- **Instructions to follow**
Among the lines below, how many carry the string "icon"? Reply with a number and nothing else.

Collected data

┏━━

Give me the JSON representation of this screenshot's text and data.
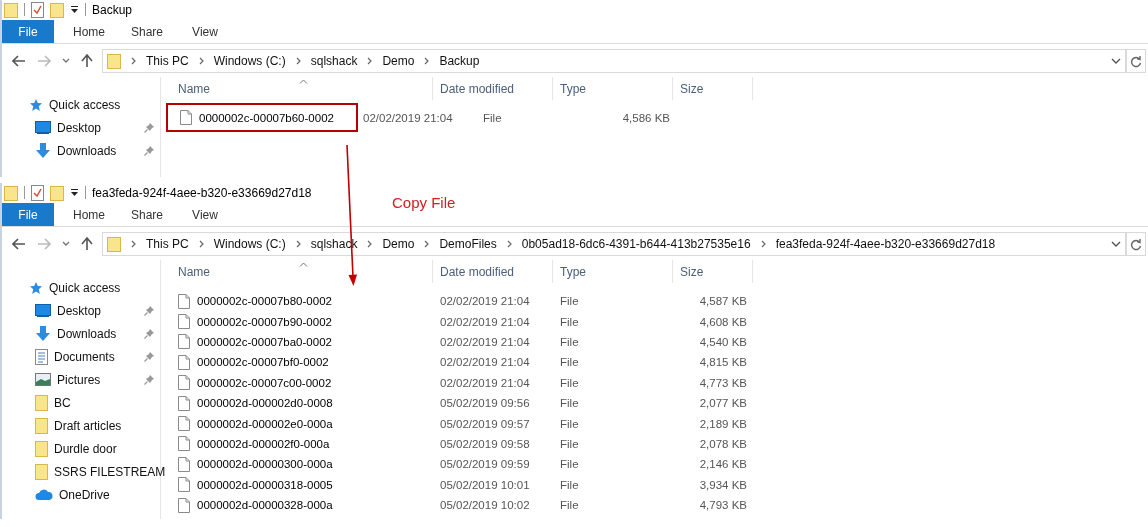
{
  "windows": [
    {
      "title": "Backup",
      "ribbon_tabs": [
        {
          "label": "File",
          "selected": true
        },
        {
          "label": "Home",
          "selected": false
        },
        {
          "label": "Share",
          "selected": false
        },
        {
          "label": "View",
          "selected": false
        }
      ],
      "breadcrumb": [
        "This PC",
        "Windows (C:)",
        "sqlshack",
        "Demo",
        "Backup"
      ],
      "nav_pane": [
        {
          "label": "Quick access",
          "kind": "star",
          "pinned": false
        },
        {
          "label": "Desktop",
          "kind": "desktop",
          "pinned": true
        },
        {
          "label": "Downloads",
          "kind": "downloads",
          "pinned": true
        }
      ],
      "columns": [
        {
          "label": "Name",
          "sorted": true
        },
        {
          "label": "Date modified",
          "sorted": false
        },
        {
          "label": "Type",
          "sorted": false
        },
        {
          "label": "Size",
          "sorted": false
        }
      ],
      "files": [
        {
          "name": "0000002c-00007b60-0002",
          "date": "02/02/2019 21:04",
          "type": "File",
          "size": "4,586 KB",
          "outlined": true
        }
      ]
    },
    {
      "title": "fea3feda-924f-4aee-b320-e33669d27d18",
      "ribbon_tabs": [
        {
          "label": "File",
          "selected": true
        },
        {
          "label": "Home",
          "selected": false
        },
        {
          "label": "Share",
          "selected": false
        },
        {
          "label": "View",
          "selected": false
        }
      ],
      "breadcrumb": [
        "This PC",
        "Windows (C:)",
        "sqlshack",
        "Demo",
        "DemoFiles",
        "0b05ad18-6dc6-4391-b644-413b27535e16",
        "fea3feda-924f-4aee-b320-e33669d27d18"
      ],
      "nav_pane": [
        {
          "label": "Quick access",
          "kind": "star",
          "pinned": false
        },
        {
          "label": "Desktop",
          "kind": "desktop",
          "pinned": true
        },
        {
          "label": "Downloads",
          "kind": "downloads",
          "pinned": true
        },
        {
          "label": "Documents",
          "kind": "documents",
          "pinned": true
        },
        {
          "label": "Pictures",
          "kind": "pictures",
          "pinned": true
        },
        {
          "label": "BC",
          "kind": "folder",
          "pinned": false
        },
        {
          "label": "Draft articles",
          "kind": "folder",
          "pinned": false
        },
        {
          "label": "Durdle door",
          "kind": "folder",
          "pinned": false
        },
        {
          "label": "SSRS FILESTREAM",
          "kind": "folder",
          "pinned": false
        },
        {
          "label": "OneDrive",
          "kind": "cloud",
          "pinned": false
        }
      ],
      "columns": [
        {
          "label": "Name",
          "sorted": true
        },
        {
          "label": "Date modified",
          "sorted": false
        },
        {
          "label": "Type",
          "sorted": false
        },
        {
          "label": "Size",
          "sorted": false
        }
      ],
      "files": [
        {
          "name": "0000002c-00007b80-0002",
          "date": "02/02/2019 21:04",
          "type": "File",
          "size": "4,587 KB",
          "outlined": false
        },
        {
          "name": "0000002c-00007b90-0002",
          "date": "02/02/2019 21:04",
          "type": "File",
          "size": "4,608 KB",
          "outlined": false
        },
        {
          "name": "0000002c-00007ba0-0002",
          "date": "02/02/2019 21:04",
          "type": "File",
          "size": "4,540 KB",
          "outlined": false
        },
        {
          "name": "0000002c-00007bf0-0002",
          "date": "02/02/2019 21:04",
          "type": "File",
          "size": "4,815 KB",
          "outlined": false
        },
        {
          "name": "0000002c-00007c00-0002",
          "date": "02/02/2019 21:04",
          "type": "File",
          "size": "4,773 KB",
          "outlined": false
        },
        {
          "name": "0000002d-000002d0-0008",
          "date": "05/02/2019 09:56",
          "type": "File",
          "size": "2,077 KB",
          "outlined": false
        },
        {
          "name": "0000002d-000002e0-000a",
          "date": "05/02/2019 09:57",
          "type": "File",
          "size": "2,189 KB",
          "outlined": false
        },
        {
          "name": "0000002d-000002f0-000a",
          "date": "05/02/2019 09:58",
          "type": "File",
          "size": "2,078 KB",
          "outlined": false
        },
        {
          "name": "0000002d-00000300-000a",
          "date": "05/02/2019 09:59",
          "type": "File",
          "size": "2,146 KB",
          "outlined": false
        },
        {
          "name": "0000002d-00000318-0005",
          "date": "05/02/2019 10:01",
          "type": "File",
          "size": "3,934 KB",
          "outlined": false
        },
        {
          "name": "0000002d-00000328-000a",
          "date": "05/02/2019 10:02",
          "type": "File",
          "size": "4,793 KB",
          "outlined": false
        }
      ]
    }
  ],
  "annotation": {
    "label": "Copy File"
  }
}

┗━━
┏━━

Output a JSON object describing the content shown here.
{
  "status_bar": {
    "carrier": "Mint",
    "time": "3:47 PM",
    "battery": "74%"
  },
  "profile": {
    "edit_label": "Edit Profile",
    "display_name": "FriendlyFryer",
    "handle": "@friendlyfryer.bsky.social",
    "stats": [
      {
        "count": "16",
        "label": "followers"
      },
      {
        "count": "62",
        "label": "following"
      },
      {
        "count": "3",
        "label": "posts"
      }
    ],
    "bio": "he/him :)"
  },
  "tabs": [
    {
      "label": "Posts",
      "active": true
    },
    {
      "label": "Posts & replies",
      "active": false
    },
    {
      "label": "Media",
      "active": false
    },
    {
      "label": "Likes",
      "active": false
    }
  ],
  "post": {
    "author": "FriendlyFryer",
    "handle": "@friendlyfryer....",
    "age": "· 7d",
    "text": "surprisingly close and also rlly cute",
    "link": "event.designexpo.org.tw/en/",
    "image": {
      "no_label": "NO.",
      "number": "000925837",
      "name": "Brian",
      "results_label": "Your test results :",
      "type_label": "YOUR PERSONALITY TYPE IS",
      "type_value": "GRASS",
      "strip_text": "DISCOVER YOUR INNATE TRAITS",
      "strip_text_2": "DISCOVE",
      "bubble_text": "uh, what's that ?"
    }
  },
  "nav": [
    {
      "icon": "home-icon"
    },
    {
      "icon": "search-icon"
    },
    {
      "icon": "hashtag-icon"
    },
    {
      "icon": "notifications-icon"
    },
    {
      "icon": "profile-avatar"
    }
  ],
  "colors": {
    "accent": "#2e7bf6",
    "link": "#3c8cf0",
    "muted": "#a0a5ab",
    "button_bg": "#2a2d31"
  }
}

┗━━

- **Response box**
5